Lincoln Hall, 124
Dept of Music, 101 Lincoln Hall, Cornell University, Ithaca, NY 14853-4101, USA
Richard Cohn is the Battell Professor of Music Theory at Yale University. He is the author of "Audacious Euphony: Chromaticism and the Triad's Second Nature," and co-editor of "David Lewin's Morgengruss: Text, Comment, Commentary." His article on Meter is forthcoming in the Oxford Handbook of Concepts in Music Theory. He was founding editor of Oxford University Press's Studies in Music Theory, and has served as executive editor for the Journal of Music Theory.

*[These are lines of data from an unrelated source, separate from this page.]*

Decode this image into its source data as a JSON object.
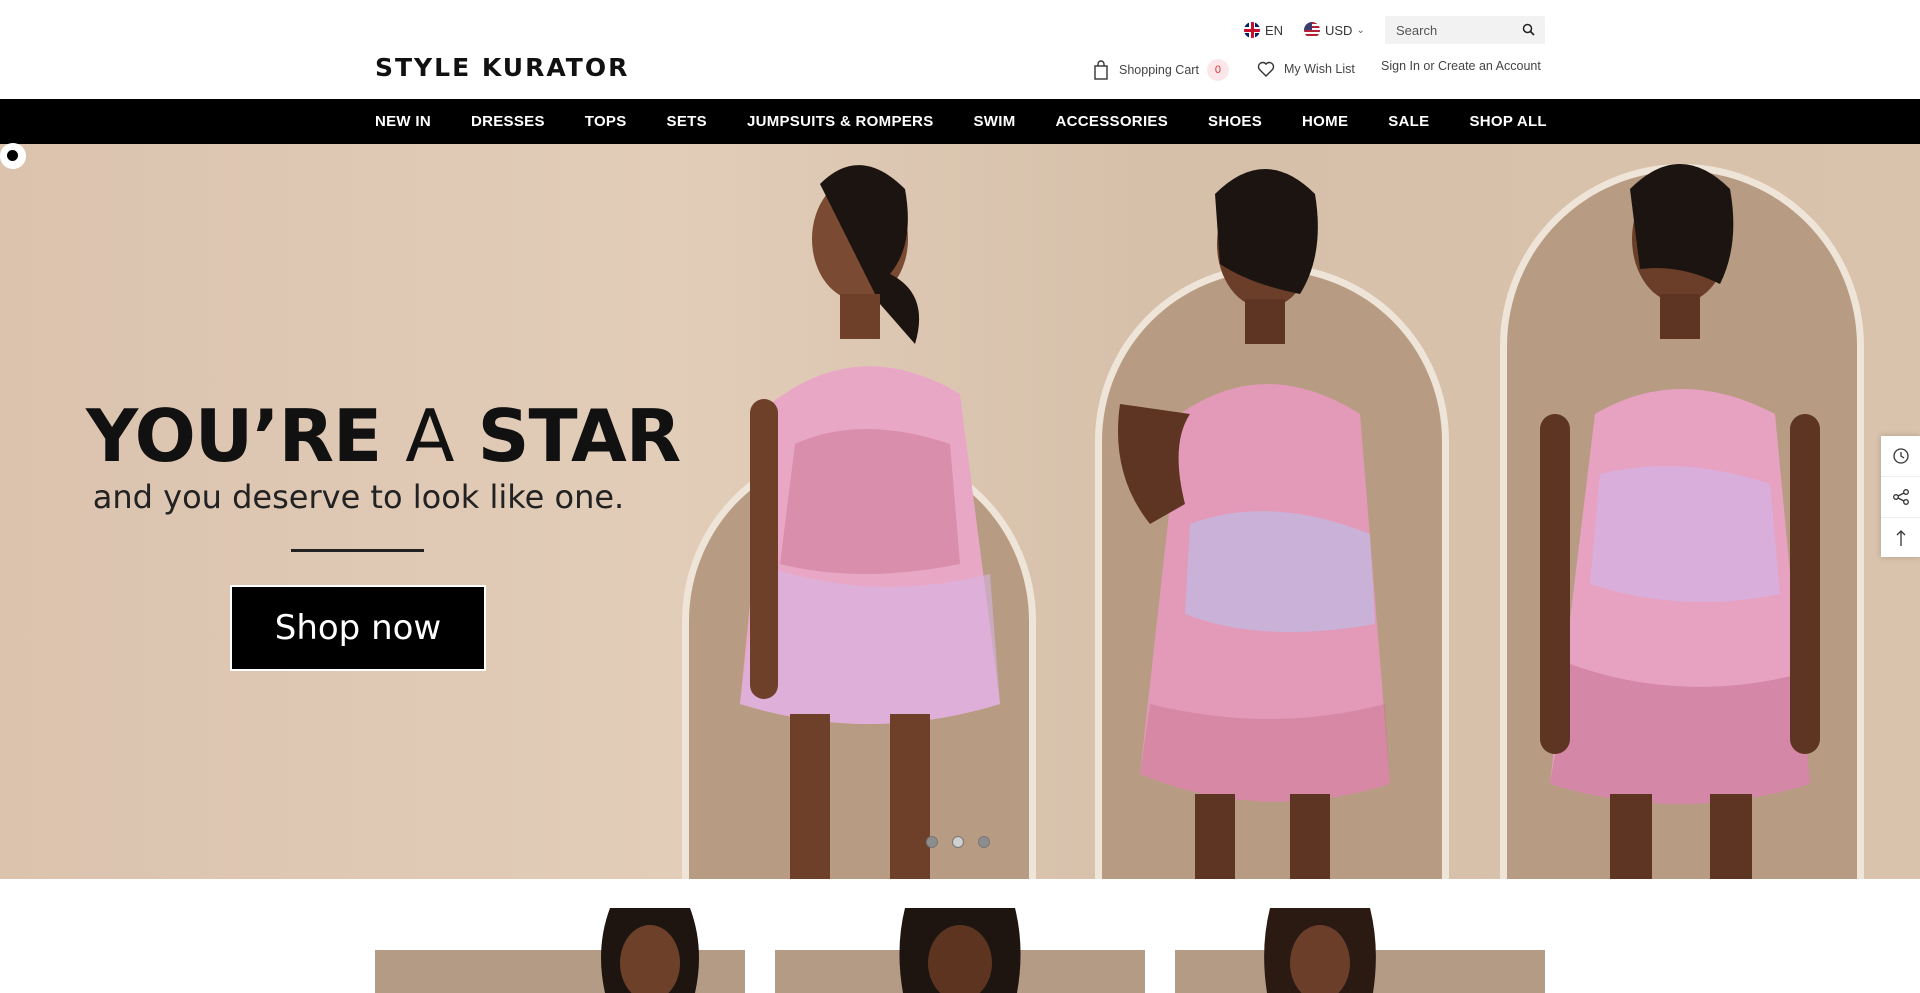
{
  "header": {
    "logo": "STYLE KURATOR",
    "language": "EN",
    "currency": "USD",
    "search_placeholder": "Search",
    "cart_label": "Shopping Cart",
    "cart_count": "0",
    "wishlist_label": "My Wish List",
    "account_label": "Sign In or Create an Account"
  },
  "nav": {
    "items": [
      "NEW IN",
      "DRESSES",
      "TOPS",
      "SETS",
      "JUMPSUITS & ROMPERS",
      "SWIM",
      "ACCESSORIES",
      "SHOES",
      "HOME",
      "SALE",
      "SHOP ALL"
    ]
  },
  "hero": {
    "title_part1": "YOU’RE",
    "title_part2": "A",
    "title_part3": "STAR",
    "subtitle": "and you deserve to look like one.",
    "cta": "Shop now",
    "slide_count": 3,
    "active_slide": 1
  },
  "colors": {
    "nav_bg": "#000000",
    "hero_bg": "#dcc5b0",
    "arch": "#b79c83",
    "dress_pink": "#e9a7c6"
  },
  "side_tools": {
    "icons": [
      "history-icon",
      "share-icon",
      "back-to-top-icon"
    ]
  }
}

Music theory textbooks share a consensus definition of meter, which is directly appropriated from the late 18th century. In his talk, Cohn identifies five problems with the definition, from the standpoint of modern metric research. He proposes that the problems result from a three-stage process of transmission, whose origin is the ancient Greek theory of poetic verse feet, and whose intermediate stages are 18th-century theory of poetic prosody, and 18th-century theory of (mostly) vocal music. At each stage, the source has considerable prestige within the culture of the target domain. This encourages an uncritical adoption ("shoehorning") of features that fit poorly with the repertories being modelled. He proposes a repertory-general definition of musical meter, based on modern research, that avoids all five problems, but requires some minor terminological retooling.